BEIJING (NYTIMES) - Garlic was dead, and there was nothing Huang Yu could do. So he buried his cat's body in a park close to his home.
Hours later, still heartbroken, the 22-year-old businessman recalled an article he had read on dog cloning in China.
"In my heart, Garlic is irreplaceable," said Mr Huang, who dug up his British shorthair and put the cat in his refrigerator in preparation for cloning him. "Garlic didn't leave anything for future generations, so I could only choose to clone."
That thought led him to Sinogene, a commercial pet-cloning company based in Beijing. Roughly US$35,000 (S$48,460) and seven months later, Sinogene produced what China's official news media declared to be the country's first cloned cat.
Pet cloning is not confined to China. But Garlic is the first cat cloned by China, solidifying its position among major cloning nations, which include the United States, Britain and South Korea.
Mr Mi Jidong, Sinogene's chief executive, said the company decided to start cloning pets in 2015 after conducting a survey of roughly 1,000 people that showed there was demand. The company has cloned more than 40 dogs at a cost of about US$53,000 each, some as pets and others for medical research.
China's genetics know-how is growing rapidly. Ever since Chinese scientists cloned a female goat in 2000, they have succeeded in producing the world's first primate clones, editing the embryos of monkeys to insert genes associated with autism and mental illness, and creating super-strong dogs by tinkering with their genes. Last year, the country stunned the world after a Chinese scientist announced that he had created the world's first genetically edited babies.
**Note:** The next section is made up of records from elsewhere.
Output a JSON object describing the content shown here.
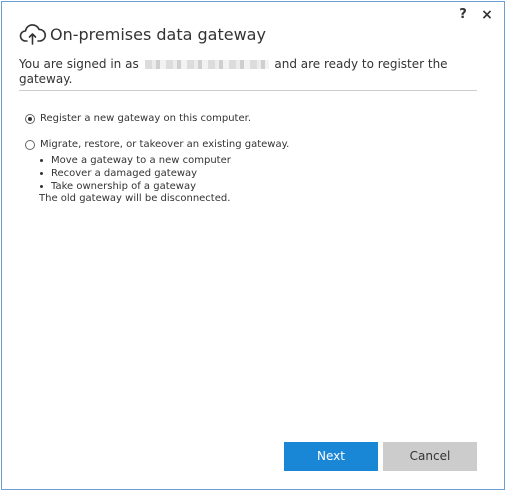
{
  "window": {
    "help_label": "?",
    "close_label": "×"
  },
  "header": {
    "icon": "cloud-upload-icon",
    "title": "On-premises data gateway"
  },
  "intro": {
    "prefix": "You are signed in as",
    "suffix": "and are ready to register the gateway."
  },
  "options": [
    {
      "label": "Register a new gateway on this computer.",
      "selected": true
    },
    {
      "label": "Migrate, restore, or takeover an existing gateway.",
      "selected": false
    }
  ],
  "migrate_bullets": [
    "Move a gateway to a new computer",
    "Recover a damaged gateway",
    "Take ownership of a gateway"
  ],
  "note": "The old gateway will be disconnected.",
  "buttons": {
    "next": "Next",
    "cancel": "Cancel"
  },
  "colors": {
    "primary": "#1a86d6",
    "secondary": "#cccccc",
    "border": "#6b9fd3"
  }
}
Pet cloning is largely unregulated and controversial where it is done, but in China the barriers are especially low. Many Chinese people do not think that using animals for medical research or cosmetics testing is cruel, or that pet cloning is potentially problematic. There are also no laws against animal cruelty.
Critics contend that pet cloning is inefficient and inhumane. It is not clear what will happen to the resulting animals, or the impact when they mix with the broader gene pool. The money could be better spent on caring for existing animals, the critics say.